  1. Sherrie M Bast

    Always wonderful. My breath of fresh air. You are the anti-kool aid and I am ever grateful!

  2. Bonnie

    This was great! Quite clever! I also liked that you published the lyrics and your relaying the interpretation of the original Men At Work recording. Wonder what happened to them?

  3. John Paterson

    For some of us Australians the highlight of the use of this song was when businessman and all-round criminal Alan Bond used it as the anthem played as his yacht “Australia II” returned to it’s base after it won a race on the team’s progress to winning the “America’s Cup”.

    Bond was a very divisive person, but as is sometimes the case he was not all bad. He did a lot of criminal business deals, but he also supported that yachting effort, which was a very popular victory and not just in Australia. He also funded the construction of a replica of the Bark “Endeavour”, Captain James Cook’s ship on his “discovery” voyage along the east coast of Australia. That voyage too has ended in controversy as Cook declared the land to be uninhabited, while entering a lot of reports of encounters with the local inhabitants in the ship’s log book. By effectively declaring the original Australians as non-human, Cook began a process of invasion and then marginalization of those people that continues to this day.

    History is a strange thing.

  4. Wendy Cooper

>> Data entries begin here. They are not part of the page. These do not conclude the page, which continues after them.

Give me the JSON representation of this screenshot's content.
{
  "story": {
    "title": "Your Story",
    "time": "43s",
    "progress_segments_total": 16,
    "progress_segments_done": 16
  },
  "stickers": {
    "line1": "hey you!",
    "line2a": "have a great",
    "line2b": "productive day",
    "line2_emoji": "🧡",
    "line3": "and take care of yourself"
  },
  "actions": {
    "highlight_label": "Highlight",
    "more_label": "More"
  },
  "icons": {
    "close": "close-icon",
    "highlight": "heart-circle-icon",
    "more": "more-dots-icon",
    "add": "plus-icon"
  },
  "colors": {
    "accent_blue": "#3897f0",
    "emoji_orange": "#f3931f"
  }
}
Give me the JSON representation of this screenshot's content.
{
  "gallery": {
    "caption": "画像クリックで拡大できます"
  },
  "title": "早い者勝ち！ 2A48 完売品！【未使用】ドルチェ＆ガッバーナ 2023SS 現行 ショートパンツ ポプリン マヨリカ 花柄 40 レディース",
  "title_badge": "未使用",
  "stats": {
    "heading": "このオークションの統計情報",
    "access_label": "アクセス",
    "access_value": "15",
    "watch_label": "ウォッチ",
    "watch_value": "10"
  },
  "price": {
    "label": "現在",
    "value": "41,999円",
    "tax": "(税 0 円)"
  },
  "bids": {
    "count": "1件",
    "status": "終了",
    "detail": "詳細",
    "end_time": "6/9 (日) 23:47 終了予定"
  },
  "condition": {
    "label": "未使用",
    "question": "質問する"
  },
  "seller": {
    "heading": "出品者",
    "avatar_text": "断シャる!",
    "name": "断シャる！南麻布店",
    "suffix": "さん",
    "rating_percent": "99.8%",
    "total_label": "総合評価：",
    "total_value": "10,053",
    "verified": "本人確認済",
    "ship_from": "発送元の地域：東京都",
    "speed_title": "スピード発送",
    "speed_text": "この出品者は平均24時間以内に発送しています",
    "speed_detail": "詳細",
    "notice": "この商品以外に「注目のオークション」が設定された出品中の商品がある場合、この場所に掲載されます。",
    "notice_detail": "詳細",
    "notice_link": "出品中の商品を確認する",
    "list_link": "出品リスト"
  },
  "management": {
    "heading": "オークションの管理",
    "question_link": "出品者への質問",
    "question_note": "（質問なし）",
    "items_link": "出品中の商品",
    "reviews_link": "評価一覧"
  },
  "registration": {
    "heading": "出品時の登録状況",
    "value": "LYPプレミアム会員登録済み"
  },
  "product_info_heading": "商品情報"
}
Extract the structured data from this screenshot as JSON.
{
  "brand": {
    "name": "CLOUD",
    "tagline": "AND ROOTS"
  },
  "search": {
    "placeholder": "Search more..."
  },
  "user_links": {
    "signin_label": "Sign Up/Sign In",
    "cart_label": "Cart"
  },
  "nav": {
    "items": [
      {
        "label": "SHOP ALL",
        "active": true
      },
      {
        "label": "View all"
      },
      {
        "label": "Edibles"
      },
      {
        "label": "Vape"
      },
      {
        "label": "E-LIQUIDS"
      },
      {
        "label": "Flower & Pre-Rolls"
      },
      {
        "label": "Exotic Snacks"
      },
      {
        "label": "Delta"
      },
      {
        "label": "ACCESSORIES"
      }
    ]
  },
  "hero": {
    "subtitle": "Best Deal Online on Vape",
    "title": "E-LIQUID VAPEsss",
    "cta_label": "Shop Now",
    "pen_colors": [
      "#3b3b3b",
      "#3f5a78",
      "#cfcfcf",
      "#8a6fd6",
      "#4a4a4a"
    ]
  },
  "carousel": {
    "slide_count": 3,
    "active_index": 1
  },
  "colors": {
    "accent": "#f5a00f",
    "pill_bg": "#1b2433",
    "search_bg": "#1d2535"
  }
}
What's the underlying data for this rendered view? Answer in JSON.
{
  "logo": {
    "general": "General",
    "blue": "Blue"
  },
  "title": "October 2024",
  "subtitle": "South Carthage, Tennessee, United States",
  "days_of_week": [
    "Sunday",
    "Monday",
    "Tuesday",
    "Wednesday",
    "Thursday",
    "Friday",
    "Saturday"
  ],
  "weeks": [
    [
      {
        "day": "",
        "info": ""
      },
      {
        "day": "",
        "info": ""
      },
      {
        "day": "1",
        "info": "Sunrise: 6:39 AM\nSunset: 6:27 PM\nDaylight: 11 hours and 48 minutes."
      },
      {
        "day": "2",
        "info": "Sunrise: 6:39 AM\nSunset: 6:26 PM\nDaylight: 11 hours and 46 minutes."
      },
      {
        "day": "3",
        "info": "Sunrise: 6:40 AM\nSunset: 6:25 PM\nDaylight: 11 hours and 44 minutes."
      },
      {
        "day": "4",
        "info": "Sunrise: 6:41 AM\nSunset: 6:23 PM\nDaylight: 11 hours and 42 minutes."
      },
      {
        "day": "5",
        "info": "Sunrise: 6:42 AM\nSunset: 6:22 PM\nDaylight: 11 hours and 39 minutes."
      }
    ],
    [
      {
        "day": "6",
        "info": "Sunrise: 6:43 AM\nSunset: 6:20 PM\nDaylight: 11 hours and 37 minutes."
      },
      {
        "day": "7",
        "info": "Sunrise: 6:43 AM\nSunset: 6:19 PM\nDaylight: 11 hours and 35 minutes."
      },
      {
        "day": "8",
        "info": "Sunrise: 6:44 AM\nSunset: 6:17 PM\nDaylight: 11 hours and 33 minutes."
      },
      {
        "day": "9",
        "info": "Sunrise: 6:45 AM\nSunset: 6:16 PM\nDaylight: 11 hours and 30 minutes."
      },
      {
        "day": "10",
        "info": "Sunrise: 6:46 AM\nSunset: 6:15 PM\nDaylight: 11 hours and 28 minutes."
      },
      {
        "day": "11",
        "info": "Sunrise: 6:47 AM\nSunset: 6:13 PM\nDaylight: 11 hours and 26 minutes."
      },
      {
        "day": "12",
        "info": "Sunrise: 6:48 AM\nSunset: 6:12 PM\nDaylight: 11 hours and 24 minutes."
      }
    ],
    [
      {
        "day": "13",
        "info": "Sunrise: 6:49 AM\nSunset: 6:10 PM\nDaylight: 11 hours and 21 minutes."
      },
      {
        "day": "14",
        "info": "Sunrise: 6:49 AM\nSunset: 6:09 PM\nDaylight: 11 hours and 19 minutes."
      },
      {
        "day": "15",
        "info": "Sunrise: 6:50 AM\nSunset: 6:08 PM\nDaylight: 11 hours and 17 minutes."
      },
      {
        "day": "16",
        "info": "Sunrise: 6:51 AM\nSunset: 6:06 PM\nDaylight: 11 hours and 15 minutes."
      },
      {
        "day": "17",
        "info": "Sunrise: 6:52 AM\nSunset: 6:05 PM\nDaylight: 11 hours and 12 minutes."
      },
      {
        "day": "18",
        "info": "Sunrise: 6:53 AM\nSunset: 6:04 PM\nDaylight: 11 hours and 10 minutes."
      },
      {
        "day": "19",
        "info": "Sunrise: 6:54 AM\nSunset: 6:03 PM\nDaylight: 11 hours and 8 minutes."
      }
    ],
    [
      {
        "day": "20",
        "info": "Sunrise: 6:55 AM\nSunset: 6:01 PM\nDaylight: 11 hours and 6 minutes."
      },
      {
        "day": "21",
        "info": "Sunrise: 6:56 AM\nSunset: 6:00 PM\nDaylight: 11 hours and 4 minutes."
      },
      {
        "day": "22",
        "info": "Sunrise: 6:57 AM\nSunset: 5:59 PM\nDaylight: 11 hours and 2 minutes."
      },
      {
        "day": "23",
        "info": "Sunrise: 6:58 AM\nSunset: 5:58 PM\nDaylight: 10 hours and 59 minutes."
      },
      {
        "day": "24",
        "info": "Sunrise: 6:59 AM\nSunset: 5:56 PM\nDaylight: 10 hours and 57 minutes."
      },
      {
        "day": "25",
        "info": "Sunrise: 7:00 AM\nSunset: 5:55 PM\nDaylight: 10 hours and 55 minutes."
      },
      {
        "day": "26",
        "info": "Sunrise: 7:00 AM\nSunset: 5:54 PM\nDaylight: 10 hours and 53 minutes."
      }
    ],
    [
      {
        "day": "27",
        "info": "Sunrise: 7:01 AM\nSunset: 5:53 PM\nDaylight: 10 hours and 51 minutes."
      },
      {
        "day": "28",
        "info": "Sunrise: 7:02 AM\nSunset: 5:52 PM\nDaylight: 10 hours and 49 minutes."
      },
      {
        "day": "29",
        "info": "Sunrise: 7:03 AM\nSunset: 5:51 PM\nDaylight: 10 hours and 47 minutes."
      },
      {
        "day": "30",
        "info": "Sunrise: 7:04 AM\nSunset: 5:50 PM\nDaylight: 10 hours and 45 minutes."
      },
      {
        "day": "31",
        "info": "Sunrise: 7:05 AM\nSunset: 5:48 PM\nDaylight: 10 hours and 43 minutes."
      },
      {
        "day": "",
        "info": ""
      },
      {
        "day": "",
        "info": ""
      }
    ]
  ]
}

    Excellent Lyrics again and matched music and pictures with some humour. But oh what overt manipulation by the minority. Wow and thanks I know now what a Filibuster is. It busts up the majority vote.